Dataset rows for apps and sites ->
Start of Block
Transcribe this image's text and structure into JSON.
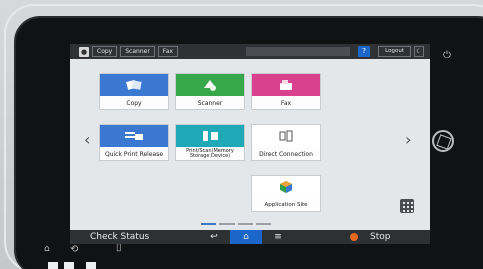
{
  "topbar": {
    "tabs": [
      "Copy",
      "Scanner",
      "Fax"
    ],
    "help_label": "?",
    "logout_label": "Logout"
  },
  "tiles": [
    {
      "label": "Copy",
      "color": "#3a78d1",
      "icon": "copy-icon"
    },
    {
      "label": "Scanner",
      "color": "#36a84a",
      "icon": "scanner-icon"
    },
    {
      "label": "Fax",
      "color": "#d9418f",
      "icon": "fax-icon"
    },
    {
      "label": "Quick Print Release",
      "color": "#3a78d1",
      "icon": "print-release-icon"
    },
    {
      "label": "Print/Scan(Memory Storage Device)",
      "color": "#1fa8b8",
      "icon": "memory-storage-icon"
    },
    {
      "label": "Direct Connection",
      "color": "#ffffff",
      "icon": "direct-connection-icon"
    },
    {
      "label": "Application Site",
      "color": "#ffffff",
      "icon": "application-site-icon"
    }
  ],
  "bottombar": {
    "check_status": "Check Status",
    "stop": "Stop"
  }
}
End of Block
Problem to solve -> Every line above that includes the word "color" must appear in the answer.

Response below ->
      "color": "#3a78d1",
      "color": "#36a84a",
      "color": "#d9418f",
      "color": "#3a78d1",
      "color": "#1fa8b8",
      "color": "#ffffff",
      "color": "#ffffff",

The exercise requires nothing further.